Pensieve?s creators claim that the technology can actually recognise not only information, but also in what context it occurred ? mimicking the human mind?s association-based memory system. The tool is in the final stages of completion at IBM?s Israel-based lab.
The technology works by piecing together bits of data collected on devices you are already carrying. For example, you could meet a business owner, who may very well give you their business card. If you were to take a photo of the person , and then their card, Pensieve would link the two images together with time and location information ? from either your phone or another mobile device, such as a GPS ? to help you remember the details.
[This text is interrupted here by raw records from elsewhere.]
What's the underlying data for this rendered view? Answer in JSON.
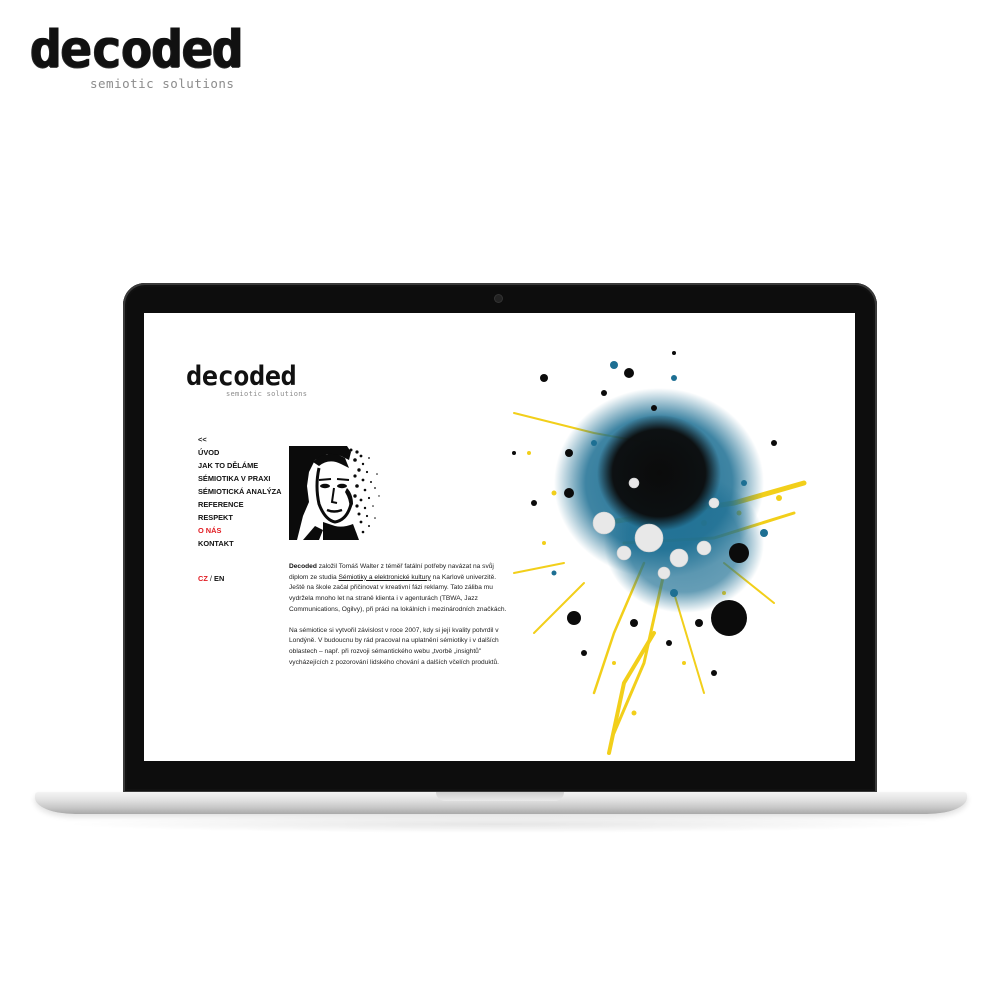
{
  "brand": {
    "word": "decoded",
    "tagline": "semiotic solutions"
  },
  "site": {
    "logo_word": "decoded",
    "logo_tagline": "semiotic solutions",
    "nav": {
      "back": "<<",
      "items": [
        "ÚVOD",
        "JAK TO DĚLÁME",
        "SÉMIOTIKA V PRAXI",
        "SÉMIOTICKÁ ANALÝZA",
        "REFERENCE",
        "RESPEKT",
        "O NÁS",
        "KONTAKT"
      ],
      "active": "O NÁS"
    },
    "lang": {
      "cz": "CZ",
      "separator": "/",
      "en": "EN"
    },
    "article": {
      "p1_bold": "Decoded",
      "p1_a": " založil Tomáš Walter z téměř fatální potřeby navázat na svůj diplom ze studia ",
      "p1_link": "Sémiotiky a elektronické kultury",
      "p1_b": " na Karlově univerzitě. Ještě na škole začal přičinovat v kreativní fázi reklamy. Tato záliba mu vydržela mnoho let na straně klienta i v agenturách (TBWA, Jazz Communications, Ogilvy), při práci na lokálních i mezinárodních značkách.",
      "p2": "Na sémiotice si vytvořil závislost v roce 2007, kdy si její kvality potvrdil v Londýně. V budoucnu by rád pracoval na uplatnění sémiotiky i v dalších oblastech – např. při rozvoji sémantického webu „tvorbě „insightů\" vycházejících z pozorování lidského chování a dalších včelích produktů."
    }
  },
  "colors": {
    "accent_red": "#e11b22",
    "splash_blue": "#1d6f93",
    "splash_yellow": "#f2cf1a",
    "splash_black": "#0b0b0b"
  }
}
“This is like having a personal assistant for your memory,” IBM Haifa Research Lab Lead Researcher Dr. Yaakov Navon explained. “Our daily routines are overflowing with situations where we gain new information through meetings, advertisements, conferences, events, surfing the Web, or even window shopping. Instead of going home and using a general Web search to find that information, Pensieve helps the brain recall those everyday things you might normally forget.”
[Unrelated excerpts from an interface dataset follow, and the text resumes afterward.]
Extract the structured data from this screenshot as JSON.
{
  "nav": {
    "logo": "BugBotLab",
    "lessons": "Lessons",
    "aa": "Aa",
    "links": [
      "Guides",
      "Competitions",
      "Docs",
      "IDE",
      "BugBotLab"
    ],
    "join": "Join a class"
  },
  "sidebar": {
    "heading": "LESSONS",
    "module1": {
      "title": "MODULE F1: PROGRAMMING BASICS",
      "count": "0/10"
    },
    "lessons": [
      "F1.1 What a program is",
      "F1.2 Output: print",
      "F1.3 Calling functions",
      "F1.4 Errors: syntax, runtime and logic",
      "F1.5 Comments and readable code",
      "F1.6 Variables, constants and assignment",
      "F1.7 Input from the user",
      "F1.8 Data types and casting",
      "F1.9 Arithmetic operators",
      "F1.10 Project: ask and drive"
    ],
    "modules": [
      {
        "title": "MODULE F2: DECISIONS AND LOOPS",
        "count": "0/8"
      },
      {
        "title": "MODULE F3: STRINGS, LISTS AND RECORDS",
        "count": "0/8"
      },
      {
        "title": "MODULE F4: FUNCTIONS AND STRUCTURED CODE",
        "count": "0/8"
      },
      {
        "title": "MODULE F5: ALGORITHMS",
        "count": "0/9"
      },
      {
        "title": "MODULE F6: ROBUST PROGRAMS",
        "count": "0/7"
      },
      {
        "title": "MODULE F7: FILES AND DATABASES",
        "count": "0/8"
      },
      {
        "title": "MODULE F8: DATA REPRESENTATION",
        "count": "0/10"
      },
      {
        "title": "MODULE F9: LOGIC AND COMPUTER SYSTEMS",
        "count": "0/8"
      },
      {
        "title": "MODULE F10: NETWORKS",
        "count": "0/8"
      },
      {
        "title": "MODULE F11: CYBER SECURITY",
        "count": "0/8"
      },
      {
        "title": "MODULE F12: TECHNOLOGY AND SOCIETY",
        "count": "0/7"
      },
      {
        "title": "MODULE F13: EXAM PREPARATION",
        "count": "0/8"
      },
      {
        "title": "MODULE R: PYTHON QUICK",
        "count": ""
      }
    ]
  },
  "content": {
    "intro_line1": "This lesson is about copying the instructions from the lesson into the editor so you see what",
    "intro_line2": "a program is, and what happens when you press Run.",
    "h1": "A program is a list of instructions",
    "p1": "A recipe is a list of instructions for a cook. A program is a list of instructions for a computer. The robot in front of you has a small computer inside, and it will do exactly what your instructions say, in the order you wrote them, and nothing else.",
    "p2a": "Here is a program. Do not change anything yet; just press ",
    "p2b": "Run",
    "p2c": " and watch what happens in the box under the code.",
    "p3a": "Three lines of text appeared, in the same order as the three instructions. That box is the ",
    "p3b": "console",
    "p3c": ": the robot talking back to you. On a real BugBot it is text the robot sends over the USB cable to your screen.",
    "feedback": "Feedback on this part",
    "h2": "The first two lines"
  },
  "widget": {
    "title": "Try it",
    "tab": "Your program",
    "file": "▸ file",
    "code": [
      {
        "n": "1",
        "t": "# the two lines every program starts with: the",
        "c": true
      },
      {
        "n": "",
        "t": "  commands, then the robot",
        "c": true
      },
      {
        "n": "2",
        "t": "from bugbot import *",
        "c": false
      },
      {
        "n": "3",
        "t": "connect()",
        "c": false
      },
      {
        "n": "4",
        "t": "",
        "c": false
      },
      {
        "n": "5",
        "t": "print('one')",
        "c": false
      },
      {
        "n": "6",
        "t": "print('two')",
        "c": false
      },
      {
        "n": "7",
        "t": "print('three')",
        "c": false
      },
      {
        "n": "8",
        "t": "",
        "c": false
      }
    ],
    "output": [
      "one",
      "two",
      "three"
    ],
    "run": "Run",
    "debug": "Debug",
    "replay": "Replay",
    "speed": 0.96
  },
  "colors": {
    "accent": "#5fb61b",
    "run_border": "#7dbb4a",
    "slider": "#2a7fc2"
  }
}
The software also interacts with your existing technology, such as phone, or computer-based calendar systems.
“This is where the real power of collaboration kicks in,” researcher Eran Belinsky commented. “You can recall the name of the person you met right before you entered a meeting by traversing a timeline of your experiences, or share a business trip with colleagues by creating a mashup that shows a map with an animation of your trail and the pictures you took in every location.”
If you ignore the technology, the actual act of taking photos and later reviewing the data could prove to be just as beneficial as te system itself.
“The extra effort to do all this and sync it with your computer later would definitely help one’s memory for the information improve,” said Ken Paller, professor of psychology at Northwestern University. “The difficulty is partly in making this extra effort in the first place.”
The biggest issue with Pensieve is that the user needs to take frequent proactive steps, such as photo-taking. One answer could be to use a camera in glasses Paller suggests.
“[The glasses] could be set up to snap a photo of whatever you’re looking at when you signal, say, by blinking your eyes,” Paller noted. “Later, you could rehearse your whole day and store all the most important bits of information.”